- **Work instructions**
Give an exact reproduction of all the lines in the listing.

- **Data records**
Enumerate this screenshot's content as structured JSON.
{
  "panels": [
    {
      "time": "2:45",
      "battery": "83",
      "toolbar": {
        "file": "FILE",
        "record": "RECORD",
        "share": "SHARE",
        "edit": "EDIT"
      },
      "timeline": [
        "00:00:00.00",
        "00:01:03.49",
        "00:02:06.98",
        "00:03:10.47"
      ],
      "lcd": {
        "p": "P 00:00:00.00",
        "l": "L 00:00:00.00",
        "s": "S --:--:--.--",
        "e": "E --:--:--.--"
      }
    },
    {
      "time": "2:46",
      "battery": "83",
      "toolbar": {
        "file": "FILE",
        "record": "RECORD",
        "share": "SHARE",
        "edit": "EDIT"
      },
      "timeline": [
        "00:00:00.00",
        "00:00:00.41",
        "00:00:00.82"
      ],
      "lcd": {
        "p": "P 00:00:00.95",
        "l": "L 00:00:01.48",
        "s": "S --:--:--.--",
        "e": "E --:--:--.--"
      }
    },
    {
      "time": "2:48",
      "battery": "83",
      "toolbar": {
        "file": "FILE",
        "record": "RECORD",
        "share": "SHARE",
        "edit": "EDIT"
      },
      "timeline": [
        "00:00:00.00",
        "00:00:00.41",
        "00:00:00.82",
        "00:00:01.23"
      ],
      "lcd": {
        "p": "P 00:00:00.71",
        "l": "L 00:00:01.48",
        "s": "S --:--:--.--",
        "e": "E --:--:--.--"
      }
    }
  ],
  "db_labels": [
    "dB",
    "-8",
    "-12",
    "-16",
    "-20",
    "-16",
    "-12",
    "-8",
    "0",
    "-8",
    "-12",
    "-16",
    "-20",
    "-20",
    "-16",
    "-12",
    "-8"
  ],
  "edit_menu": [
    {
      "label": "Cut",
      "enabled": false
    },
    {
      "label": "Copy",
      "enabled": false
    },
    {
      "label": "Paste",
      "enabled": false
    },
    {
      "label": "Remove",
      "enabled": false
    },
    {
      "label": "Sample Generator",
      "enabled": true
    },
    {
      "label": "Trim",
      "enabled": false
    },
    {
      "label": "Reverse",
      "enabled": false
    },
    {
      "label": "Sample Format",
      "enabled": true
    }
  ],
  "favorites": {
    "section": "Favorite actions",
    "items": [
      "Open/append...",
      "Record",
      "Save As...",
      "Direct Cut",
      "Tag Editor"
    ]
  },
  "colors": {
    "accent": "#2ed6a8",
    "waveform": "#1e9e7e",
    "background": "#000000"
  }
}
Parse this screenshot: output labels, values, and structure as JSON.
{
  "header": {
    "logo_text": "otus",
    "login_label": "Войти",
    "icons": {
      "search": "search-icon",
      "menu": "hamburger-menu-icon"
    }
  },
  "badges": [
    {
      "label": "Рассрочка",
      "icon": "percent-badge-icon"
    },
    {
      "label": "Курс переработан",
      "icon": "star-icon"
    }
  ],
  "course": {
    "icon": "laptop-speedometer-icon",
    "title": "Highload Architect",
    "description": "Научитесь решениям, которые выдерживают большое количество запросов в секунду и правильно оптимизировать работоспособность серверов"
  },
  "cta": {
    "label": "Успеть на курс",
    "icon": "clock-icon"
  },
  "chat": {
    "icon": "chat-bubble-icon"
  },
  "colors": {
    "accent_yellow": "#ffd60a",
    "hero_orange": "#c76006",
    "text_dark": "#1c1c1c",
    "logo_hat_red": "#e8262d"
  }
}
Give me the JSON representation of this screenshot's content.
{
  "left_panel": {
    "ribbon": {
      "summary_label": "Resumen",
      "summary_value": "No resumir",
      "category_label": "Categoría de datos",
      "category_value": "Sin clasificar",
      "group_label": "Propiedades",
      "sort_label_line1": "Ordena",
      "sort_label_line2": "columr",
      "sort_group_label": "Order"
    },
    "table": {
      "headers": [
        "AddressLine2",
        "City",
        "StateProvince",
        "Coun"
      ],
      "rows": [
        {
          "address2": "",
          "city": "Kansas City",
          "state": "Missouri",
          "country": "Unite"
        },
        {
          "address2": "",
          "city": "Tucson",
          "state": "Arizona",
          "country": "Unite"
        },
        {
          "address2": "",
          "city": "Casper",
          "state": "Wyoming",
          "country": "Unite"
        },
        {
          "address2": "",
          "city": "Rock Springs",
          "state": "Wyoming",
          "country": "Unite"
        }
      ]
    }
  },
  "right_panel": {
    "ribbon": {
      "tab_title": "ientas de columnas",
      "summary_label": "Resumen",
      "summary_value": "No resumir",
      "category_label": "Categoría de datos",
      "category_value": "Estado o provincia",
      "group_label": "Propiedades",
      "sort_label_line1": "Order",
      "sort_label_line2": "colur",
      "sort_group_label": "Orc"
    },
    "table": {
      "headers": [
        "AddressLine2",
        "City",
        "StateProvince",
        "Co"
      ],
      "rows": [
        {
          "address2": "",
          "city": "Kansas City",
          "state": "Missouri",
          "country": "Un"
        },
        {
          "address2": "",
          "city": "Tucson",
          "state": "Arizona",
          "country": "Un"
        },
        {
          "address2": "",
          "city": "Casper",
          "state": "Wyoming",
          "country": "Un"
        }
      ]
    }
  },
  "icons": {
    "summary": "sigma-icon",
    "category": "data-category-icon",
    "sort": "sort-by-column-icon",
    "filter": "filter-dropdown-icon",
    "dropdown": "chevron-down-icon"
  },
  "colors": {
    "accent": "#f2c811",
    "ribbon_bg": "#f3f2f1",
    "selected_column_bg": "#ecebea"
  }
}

- **Response**
Enumerate this screenshot's content as structured JSON.
{
  "panels": [
    {
      "time": "2:45",
      "battery": "83",
      "toolbar": {
        "file": "FILE",
        "record": "RECORD",
        "share": "SHARE",
        "edit": "EDIT"
      },
      "timeline": [
        "00:00:00.00",
        "00:01:03.49",
        "00:02:06.98",
        "00:03:10.47"
      ],
      "lcd": {
        "p": "P 00:00:00.00",
        "l": "L 00:00:00.00",
        "s": "S --:--:--.--",
        "e": "E --:--:--.--"
      }
    },
    {
      "time": "2:46",
      "battery": "83",
      "toolbar": {
        "file": "FILE",
        "record": "RECORD",
        "share": "SHARE",
        "edit": "EDIT"
      },
      "timeline": [
        "00:00:00.00",
        "00:00:00.41",
        "00:00:00.82"
      ],
      "lcd": {
        "p": "P 00:00:00.95",
        "l": "L 00:00:01.48",
        "s": "S --:--:--.--",
        "e": "E --:--:--.--"
      }
    },
    {
      "time": "2:48",
      "battery": "83",
      "toolbar": {
        "file": "FILE",
        "record": "RECORD",
        "share": "SHARE",
        "edit": "EDIT"
      },
      "timeline": [
        "00:00:00.00",
        "00:00:00.41",
        "00:00:00.82",
        "00:00:01.23"
      ],
      "lcd": {
        "p": "P 00:00:00.71",
        "l": "L 00:00:01.48",
        "s": "S --:--:--.--",
        "e": "E --:--:--.--"
      }
    }
  ],
  "db_labels": [
    "dB",
    "-8",
    "-12",
    "-16",
    "-20",
    "-16",
    "-12",
    "-8",
    "0",
    "-8",
    "-12",
    "-16",
    "-20",
    "-20",
    "-16",
    "-12",
    "-8"
  ],
  "edit_menu": [
    {
      "label": "Cut",
      "enabled": false
    },
    {
      "label": "Copy",
      "enabled": false
    },
    {
      "label": "Paste",
      "enabled": false
    },
    {
      "label": "Remove",
      "enabled": false
    },
    {
      "label": "Sample Generator",
      "enabled": true
    },
    {
      "label": "Trim",
      "enabled": false
    },
    {
      "label": "Reverse",
      "enabled": false
    },
    {
      "label": "Sample Format",
      "enabled": true
    }
  ],
  "favorites": {
    "section": "Favorite actions",
    "items": [
      "Open/append...",
      "Record",
      "Save As...",
      "Direct Cut",
      "Tag Editor"
    ]
  },
  "colors": {
    "accent": "#2ed6a8",
    "waveform": "#1e9e7e",
    "background": "#000000"
  }
}
Parse this screenshot: output labels, values, and structure as JSON.
{
  "header": {
    "logo_text": "otus",
    "login_label": "Войти",
    "icons": {
      "search": "search-icon",
      "menu": "hamburger-menu-icon"
    }
  },
  "badges": [
    {
      "label": "Рассрочка",
      "icon": "percent-badge-icon"
    },
    {
      "label": "Курс переработан",
      "icon": "star-icon"
    }
  ],
  "course": {
    "icon": "laptop-speedometer-icon",
    "title": "Highload Architect",
    "description": "Научитесь решениям, которые выдерживают большое количество запросов в секунду и правильно оптимизировать работоспособность серверов"
  },
  "cta": {
    "label": "Успеть на курс",
    "icon": "clock-icon"
  },
  "chat": {
    "icon": "chat-bubble-icon"
  },
  "colors": {
    "accent_yellow": "#ffd60a",
    "hero_orange": "#c76006",
    "text_dark": "#1c1c1c",
    "logo_hat_red": "#e8262d"
  }
}
Give me the JSON representation of this screenshot's content.
{
  "left_panel": {
    "ribbon": {
      "summary_label": "Resumen",
      "summary_value": "No resumir",
      "category_label": "Categoría de datos",
      "category_value": "Sin clasificar",
      "group_label": "Propiedades",
      "sort_label_line1": "Ordena",
      "sort_label_line2": "columr",
      "sort_group_label": "Order"
    },
    "table": {
      "headers": [
        "AddressLine2",
        "City",
        "StateProvince",
        "Coun"
      ],
      "rows": [
        {
          "address2": "",
          "city": "Kansas City",
          "state": "Missouri",
          "country": "Unite"
        },
        {
          "address2": "",
          "city": "Tucson",
          "state": "Arizona",
          "country": "Unite"
        },
        {
          "address2": "",
          "city": "Casper",
          "state": "Wyoming",
          "country": "Unite"
        },
        {
          "address2": "",
          "city": "Rock Springs",
          "state": "Wyoming",
          "country": "Unite"
        }
      ]
    }
  },
  "right_panel": {
    "ribbon": {
      "tab_title": "ientas de columnas",
      "summary_label": "Resumen",
      "summary_value": "No resumir",
      "category_label": "Categoría de datos",
      "category_value": "Estado o provincia",
      "group_label": "Propiedades",
      "sort_label_line1": "Order",
      "sort_label_line2": "colur",
      "sort_group_label": "Orc"
    },
    "table": {
      "headers": [
        "AddressLine2",
        "City",
        "StateProvince",
        "Co"
      ],
      "rows": [
        {
          "address2": "",
          "city": "Kansas City",
          "state": "Missouri",
          "country": "Un"
        },
        {
          "address2": "",
          "city": "Tucson",
          "state": "Arizona",
          "country": "Un"
        },
        {
          "address2": "",
          "city": "Casper",
          "state": "Wyoming",
          "country": "Un"
        }
      ]
    }
  },
  "icons": {
    "summary": "sigma-icon",
    "category": "data-category-icon",
    "sort": "sort-by-column-icon",
    "filter": "filter-dropdown-icon",
    "dropdown": "chevron-down-icon"
  },
  "colors": {
    "accent": "#f2c811",
    "ribbon_bg": "#f3f2f1",
    "selected_column_bg": "#ecebea"
  }
}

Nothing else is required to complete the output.